Data about app and page elements:

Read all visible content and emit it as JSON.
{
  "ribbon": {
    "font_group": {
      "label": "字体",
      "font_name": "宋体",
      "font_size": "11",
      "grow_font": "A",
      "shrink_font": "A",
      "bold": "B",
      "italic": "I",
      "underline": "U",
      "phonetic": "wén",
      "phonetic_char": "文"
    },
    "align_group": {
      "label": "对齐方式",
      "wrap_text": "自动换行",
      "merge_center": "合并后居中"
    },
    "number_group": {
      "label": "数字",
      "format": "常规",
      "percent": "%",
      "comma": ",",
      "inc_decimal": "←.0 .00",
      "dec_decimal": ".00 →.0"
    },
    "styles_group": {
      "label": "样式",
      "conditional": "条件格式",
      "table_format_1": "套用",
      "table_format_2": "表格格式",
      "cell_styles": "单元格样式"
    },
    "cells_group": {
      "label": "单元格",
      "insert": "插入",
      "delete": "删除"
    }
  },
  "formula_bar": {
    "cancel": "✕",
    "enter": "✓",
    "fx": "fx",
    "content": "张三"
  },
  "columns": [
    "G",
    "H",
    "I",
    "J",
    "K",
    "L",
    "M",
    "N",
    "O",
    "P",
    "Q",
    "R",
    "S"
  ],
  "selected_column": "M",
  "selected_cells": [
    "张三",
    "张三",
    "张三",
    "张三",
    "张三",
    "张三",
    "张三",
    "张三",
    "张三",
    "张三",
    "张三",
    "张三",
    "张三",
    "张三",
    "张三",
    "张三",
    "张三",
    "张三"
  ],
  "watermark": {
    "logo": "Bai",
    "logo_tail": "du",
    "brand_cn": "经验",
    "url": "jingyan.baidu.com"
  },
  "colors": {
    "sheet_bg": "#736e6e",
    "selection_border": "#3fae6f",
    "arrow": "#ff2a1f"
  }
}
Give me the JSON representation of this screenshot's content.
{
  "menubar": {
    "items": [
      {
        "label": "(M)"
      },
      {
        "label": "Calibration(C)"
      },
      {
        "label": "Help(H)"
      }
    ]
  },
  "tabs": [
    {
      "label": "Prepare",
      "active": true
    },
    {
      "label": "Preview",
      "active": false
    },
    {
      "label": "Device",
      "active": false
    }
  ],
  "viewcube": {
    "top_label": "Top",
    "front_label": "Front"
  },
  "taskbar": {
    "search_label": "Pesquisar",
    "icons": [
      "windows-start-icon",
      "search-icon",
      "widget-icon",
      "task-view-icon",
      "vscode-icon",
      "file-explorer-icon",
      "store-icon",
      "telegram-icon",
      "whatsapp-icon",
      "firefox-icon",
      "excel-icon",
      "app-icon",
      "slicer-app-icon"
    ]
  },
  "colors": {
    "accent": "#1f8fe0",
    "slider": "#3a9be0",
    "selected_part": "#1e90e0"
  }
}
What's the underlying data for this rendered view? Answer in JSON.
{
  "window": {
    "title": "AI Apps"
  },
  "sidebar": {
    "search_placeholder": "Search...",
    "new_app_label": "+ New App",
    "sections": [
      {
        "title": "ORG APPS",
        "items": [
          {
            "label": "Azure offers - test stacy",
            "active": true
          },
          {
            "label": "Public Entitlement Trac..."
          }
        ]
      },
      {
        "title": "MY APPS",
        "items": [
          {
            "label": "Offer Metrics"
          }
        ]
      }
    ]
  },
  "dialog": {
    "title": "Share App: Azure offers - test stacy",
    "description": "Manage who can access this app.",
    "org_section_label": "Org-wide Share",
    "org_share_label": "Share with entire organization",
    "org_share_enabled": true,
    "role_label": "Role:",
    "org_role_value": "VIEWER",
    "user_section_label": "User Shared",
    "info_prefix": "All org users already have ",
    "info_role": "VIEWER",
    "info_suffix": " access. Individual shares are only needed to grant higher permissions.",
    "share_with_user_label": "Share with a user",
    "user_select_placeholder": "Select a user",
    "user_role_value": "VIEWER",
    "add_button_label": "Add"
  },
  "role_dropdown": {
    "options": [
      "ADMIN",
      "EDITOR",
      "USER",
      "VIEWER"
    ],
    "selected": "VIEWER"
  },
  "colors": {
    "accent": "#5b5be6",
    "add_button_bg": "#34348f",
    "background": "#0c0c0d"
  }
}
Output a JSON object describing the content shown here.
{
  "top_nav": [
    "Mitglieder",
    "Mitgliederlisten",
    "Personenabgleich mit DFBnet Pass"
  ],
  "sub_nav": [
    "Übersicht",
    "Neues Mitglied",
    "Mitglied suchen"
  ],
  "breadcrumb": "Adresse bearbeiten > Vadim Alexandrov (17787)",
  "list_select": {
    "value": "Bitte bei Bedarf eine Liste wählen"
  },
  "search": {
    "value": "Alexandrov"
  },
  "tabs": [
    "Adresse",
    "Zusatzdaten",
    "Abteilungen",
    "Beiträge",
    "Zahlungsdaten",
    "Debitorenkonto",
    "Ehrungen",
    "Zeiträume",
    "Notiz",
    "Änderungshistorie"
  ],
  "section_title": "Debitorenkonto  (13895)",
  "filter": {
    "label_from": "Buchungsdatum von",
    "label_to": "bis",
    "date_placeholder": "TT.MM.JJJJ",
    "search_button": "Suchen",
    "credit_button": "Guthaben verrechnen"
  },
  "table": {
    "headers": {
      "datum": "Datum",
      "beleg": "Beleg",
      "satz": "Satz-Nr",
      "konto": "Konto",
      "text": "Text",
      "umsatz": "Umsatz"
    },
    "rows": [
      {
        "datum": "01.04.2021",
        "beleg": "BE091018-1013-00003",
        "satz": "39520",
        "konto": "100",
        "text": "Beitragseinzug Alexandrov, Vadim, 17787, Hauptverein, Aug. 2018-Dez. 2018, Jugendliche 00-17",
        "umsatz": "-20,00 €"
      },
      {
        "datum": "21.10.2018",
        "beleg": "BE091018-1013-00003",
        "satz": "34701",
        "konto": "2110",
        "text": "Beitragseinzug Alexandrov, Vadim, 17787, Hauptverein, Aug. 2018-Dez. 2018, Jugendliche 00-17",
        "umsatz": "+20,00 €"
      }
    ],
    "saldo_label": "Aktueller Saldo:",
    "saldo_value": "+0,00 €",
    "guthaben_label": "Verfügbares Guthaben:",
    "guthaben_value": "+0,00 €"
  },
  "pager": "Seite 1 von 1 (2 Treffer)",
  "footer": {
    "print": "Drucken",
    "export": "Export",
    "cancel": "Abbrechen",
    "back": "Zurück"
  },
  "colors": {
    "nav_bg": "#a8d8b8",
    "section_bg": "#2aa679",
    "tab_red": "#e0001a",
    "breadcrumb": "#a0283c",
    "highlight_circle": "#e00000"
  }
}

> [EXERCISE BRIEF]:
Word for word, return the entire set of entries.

> [TASK RESULT]:
Read all visible content and emit it as JSON.
{
  "ribbon": {
    "font_group": {
      "label": "字体",
      "font_name": "宋体",
      "font_size": "11",
      "grow_font": "A",
      "shrink_font": "A",
      "bold": "B",
      "italic": "I",
      "underline": "U",
      "phonetic": "wén",
      "phonetic_char": "文"
    },
    "align_group": {
      "label": "对齐方式",
      "wrap_text": "自动换行",
      "merge_center": "合并后居中"
    },
    "number_group": {
      "label": "数字",
      "format": "常规",
      "percent": "%",
      "comma": ",",
      "inc_decimal": "←.0 .00",
      "dec_decimal": ".00 →.0"
    },
    "styles_group": {
      "label": "样式",
      "conditional": "条件格式",
      "table_format_1": "套用",
      "table_format_2": "表格格式",
      "cell_styles": "单元格样式"
    },
    "cells_group": {
      "label": "单元格",
      "insert": "插入",
      "delete": "删除"
    }
  },
  "formula_bar": {
    "cancel": "✕",
    "enter": "✓",
    "fx": "fx",
    "content": "张三"
  },
  "columns": [
    "G",
    "H",
    "I",
    "J",
    "K",
    "L",
    "M",
    "N",
    "O",
    "P",
    "Q",
    "R",
    "S"
  ],
  "selected_column": "M",
  "selected_cells": [
    "张三",
    "张三",
    "张三",
    "张三",
    "张三",
    "张三",
    "张三",
    "张三",
    "张三",
    "张三",
    "张三",
    "张三",
    "张三",
    "张三",
    "张三",
    "张三",
    "张三",
    "张三"
  ],
  "watermark": {
    "logo": "Bai",
    "logo_tail": "du",
    "brand_cn": "经验",
    "url": "jingyan.baidu.com"
  },
  "colors": {
    "sheet_bg": "#736e6e",
    "selection_border": "#3fae6f",
    "arrow": "#ff2a1f"
  }
}
Give me the JSON representation of this screenshot's content.
{
  "menubar": {
    "items": [
      {
        "label": "(M)"
      },
      {
        "label": "Calibration(C)"
      },
      {
        "label": "Help(H)"
      }
    ]
  },
  "tabs": [
    {
      "label": "Prepare",
      "active": true
    },
    {
      "label": "Preview",
      "active": false
    },
    {
      "label": "Device",
      "active": false
    }
  ],
  "viewcube": {
    "top_label": "Top",
    "front_label": "Front"
  },
  "taskbar": {
    "search_label": "Pesquisar",
    "icons": [
      "windows-start-icon",
      "search-icon",
      "widget-icon",
      "task-view-icon",
      "vscode-icon",
      "file-explorer-icon",
      "store-icon",
      "telegram-icon",
      "whatsapp-icon",
      "firefox-icon",
      "excel-icon",
      "app-icon",
      "slicer-app-icon"
    ]
  },
  "colors": {
    "accent": "#1f8fe0",
    "slider": "#3a9be0",
    "selected_part": "#1e90e0"
  }
}
What's the underlying data for this rendered view? Answer in JSON.
{
  "window": {
    "title": "AI Apps"
  },
  "sidebar": {
    "search_placeholder": "Search...",
    "new_app_label": "+ New App",
    "sections": [
      {
        "title": "ORG APPS",
        "items": [
          {
            "label": "Azure offers - test stacy",
            "active": true
          },
          {
            "label": "Public Entitlement Trac..."
          }
        ]
      },
      {
        "title": "MY APPS",
        "items": [
          {
            "label": "Offer Metrics"
          }
        ]
      }
    ]
  },
  "dialog": {
    "title": "Share App: Azure offers - test stacy",
    "description": "Manage who can access this app.",
    "org_section_label": "Org-wide Share",
    "org_share_label": "Share with entire organization",
    "org_share_enabled": true,
    "role_label": "Role:",
    "org_role_value": "VIEWER",
    "user_section_label": "User Shared",
    "info_prefix": "All org users already have ",
    "info_role": "VIEWER",
    "info_suffix": " access. Individual shares are only needed to grant higher permissions.",
    "share_with_user_label": "Share with a user",
    "user_select_placeholder": "Select a user",
    "user_role_value": "VIEWER",
    "add_button_label": "Add"
  },
  "role_dropdown": {
    "options": [
      "ADMIN",
      "EDITOR",
      "USER",
      "VIEWER"
    ],
    "selected": "VIEWER"
  },
  "colors": {
    "accent": "#5b5be6",
    "add_button_bg": "#34348f",
    "background": "#0c0c0d"
  }
}
Output a JSON object describing the content shown here.
{
  "top_nav": [
    "Mitglieder",
    "Mitgliederlisten",
    "Personenabgleich mit DFBnet Pass"
  ],
  "sub_nav": [
    "Übersicht",
    "Neues Mitglied",
    "Mitglied suchen"
  ],
  "breadcrumb": "Adresse bearbeiten > Vadim Alexandrov (17787)",
  "list_select": {
    "value": "Bitte bei Bedarf eine Liste wählen"
  },
  "search": {
    "value": "Alexandrov"
  },
  "tabs": [
    "Adresse",
    "Zusatzdaten",
    "Abteilungen",
    "Beiträge",
    "Zahlungsdaten",
    "Debitorenkonto",
    "Ehrungen",
    "Zeiträume",
    "Notiz",
    "Änderungshistorie"
  ],
  "section_title": "Debitorenkonto  (13895)",
  "filter": {
    "label_from": "Buchungsdatum von",
    "label_to": "bis",
    "date_placeholder": "TT.MM.JJJJ",
    "search_button": "Suchen",
    "credit_button": "Guthaben verrechnen"
  },
  "table": {
    "headers": {
      "datum": "Datum",
      "beleg": "Beleg",
      "satz": "Satz-Nr",
      "konto": "Konto",
      "text": "Text",
      "umsatz": "Umsatz"
    },
    "rows": [
      {
        "datum": "01.04.2021",
        "beleg": "BE091018-1013-00003",
        "satz": "39520",
        "konto": "100",
        "text": "Beitragseinzug Alexandrov, Vadim, 17787, Hauptverein, Aug. 2018-Dez. 2018, Jugendliche 00-17",
        "umsatz": "-20,00 €"
      },
      {
        "datum": "21.10.2018",
        "beleg": "BE091018-1013-00003",
        "satz": "34701",
        "konto": "2110",
        "text": "Beitragseinzug Alexandrov, Vadim, 17787, Hauptverein, Aug. 2018-Dez. 2018, Jugendliche 00-17",
        "umsatz": "+20,00 €"
      }
    ],
    "saldo_label": "Aktueller Saldo:",
    "saldo_value": "+0,00 €",
    "guthaben_label": "Verfügbares Guthaben:",
    "guthaben_value": "+0,00 €"
  },
  "pager": "Seite 1 von 1 (2 Treffer)",
  "footer": {
    "print": "Drucken",
    "export": "Export",
    "cancel": "Abbrechen",
    "back": "Zurück"
  },
  "colors": {
    "nav_bg": "#a8d8b8",
    "section_bg": "#2aa679",
    "tab_red": "#e0001a",
    "breadcrumb": "#a0283c",
    "highlight_circle": "#e00000"
  }
}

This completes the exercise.